Element data from apps and pages:
##############################

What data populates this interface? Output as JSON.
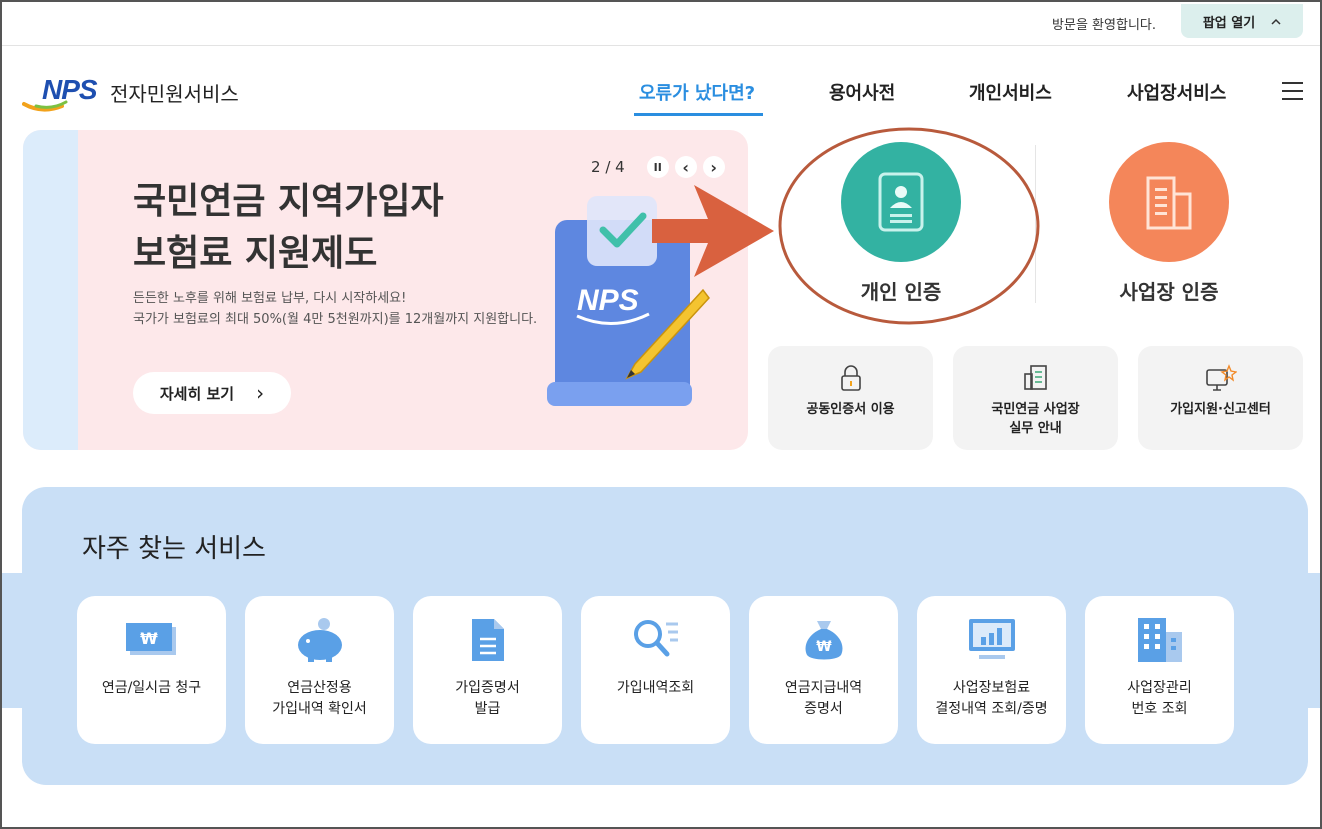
{
  "topbar": {
    "welcome": "방문을 환영합니다.",
    "popup_label": "팝업 열기",
    "popup_icon": "chevron-up-icon"
  },
  "header": {
    "logo_letters": "NPS",
    "logo_text": "전자민원서비스",
    "nav": [
      {
        "label": "오류가 났다면?",
        "active": true
      },
      {
        "label": "용어사전"
      },
      {
        "label": "개인서비스"
      },
      {
        "label": "사업장서비스"
      }
    ]
  },
  "banner": {
    "title_line1": "국민연금 지역가입자",
    "title_line2": "보험료 지원제도",
    "desc_line1": "든든한 노후를 위해 보험료 납부, 다시 시작하세요!",
    "desc_line2": "국가가 보험료의 최대 50%(월 4만 5천원까지)를 12개월까지 지원합니다.",
    "more_label": "자세히 보기",
    "more_arrow": "›",
    "slide_current": "2",
    "slide_total": "4",
    "slide_sep": "/",
    "pause_glyph": "II",
    "prev_glyph": "‹",
    "next_glyph": "›",
    "illustration_text": "NPS",
    "colors": {
      "bg": "#fde8ea",
      "strip": "#dcecfb"
    }
  },
  "certs": [
    {
      "label": "개인 인증",
      "icon": "id-card-icon",
      "color": "#33b2a2"
    },
    {
      "label": "사업장 인증",
      "icon": "building-icon",
      "color": "#f4865a"
    }
  ],
  "quick_links": [
    {
      "label": "공동인증서 이용",
      "icon": "lock-icon"
    },
    {
      "label_line1": "국민연금 사업장",
      "label_line2": "실무 안내",
      "icon": "document-icon"
    },
    {
      "label": "가입지원·신고센터",
      "icon": "monitor-star-icon"
    }
  ],
  "services": {
    "title": "자주 찾는 서비스",
    "items": [
      {
        "line1": "연금/일시금 청구",
        "line2": "",
        "icon": "won-bill-icon"
      },
      {
        "line1": "연금산정용",
        "line2": "가입내역 확인서",
        "icon": "piggy-bank-icon"
      },
      {
        "line1": "가입증명서",
        "line2": "발급",
        "icon": "file-list-icon"
      },
      {
        "line1": "가입내역조회",
        "line2": "",
        "icon": "search-list-icon"
      },
      {
        "line1": "연금지급내역",
        "line2": "증명서",
        "icon": "money-bag-icon"
      },
      {
        "line1": "사업장보험료",
        "line2": "결정내역 조회/증명",
        "icon": "monitor-chart-icon"
      },
      {
        "line1": "사업장관리",
        "line2": "번호 조회",
        "icon": "office-building-icon"
      }
    ],
    "won_symbol": "₩"
  },
  "colors": {
    "accent": "#2a8ee0",
    "panel": "#c9dff6",
    "arrow": "#d9613f",
    "ellipse": "#b85a3c",
    "icon_blue": "#5aa0e6"
  }
}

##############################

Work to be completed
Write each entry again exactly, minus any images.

Solution to this problem
What data populates this interface? Output as JSON.
{
  "topbar": {
    "welcome": "방문을 환영합니다.",
    "popup_label": "팝업 열기",
    "popup_icon": "chevron-up-icon"
  },
  "header": {
    "logo_letters": "NPS",
    "logo_text": "전자민원서비스",
    "nav": [
      {
        "label": "오류가 났다면?",
        "active": true
      },
      {
        "label": "용어사전"
      },
      {
        "label": "개인서비스"
      },
      {
        "label": "사업장서비스"
      }
    ]
  },
  "banner": {
    "title_line1": "국민연금 지역가입자",
    "title_line2": "보험료 지원제도",
    "desc_line1": "든든한 노후를 위해 보험료 납부, 다시 시작하세요!",
    "desc_line2": "국가가 보험료의 최대 50%(월 4만 5천원까지)를 12개월까지 지원합니다.",
    "more_label": "자세히 보기",
    "more_arrow": "›",
    "slide_current": "2",
    "slide_total": "4",
    "slide_sep": "/",
    "pause_glyph": "II",
    "prev_glyph": "‹",
    "next_glyph": "›",
    "illustration_text": "NPS",
    "colors": {
      "bg": "#fde8ea",
      "strip": "#dcecfb"
    }
  },
  "certs": [
    {
      "label": "개인 인증",
      "icon": "id-card-icon",
      "color": "#33b2a2"
    },
    {
      "label": "사업장 인증",
      "icon": "building-icon",
      "color": "#f4865a"
    }
  ],
  "quick_links": [
    {
      "label": "공동인증서 이용",
      "icon": "lock-icon"
    },
    {
      "label_line1": "국민연금 사업장",
      "label_line2": "실무 안내",
      "icon": "document-icon"
    },
    {
      "label": "가입지원·신고센터",
      "icon": "monitor-star-icon"
    }
  ],
  "services": {
    "title": "자주 찾는 서비스",
    "items": [
      {
        "line1": "연금/일시금 청구",
        "line2": "",
        "icon": "won-bill-icon"
      },
      {
        "line1": "연금산정용",
        "line2": "가입내역 확인서",
        "icon": "piggy-bank-icon"
      },
      {
        "line1": "가입증명서",
        "line2": "발급",
        "icon": "file-list-icon"
      },
      {
        "line1": "가입내역조회",
        "line2": "",
        "icon": "search-list-icon"
      },
      {
        "line1": "연금지급내역",
        "line2": "증명서",
        "icon": "money-bag-icon"
      },
      {
        "line1": "사업장보험료",
        "line2": "결정내역 조회/증명",
        "icon": "monitor-chart-icon"
      },
      {
        "line1": "사업장관리",
        "line2": "번호 조회",
        "icon": "office-building-icon"
      }
    ],
    "won_symbol": "₩"
  },
  "colors": {
    "accent": "#2a8ee0",
    "panel": "#c9dff6",
    "arrow": "#d9613f",
    "ellipse": "#b85a3c",
    "icon_blue": "#5aa0e6"
  }
}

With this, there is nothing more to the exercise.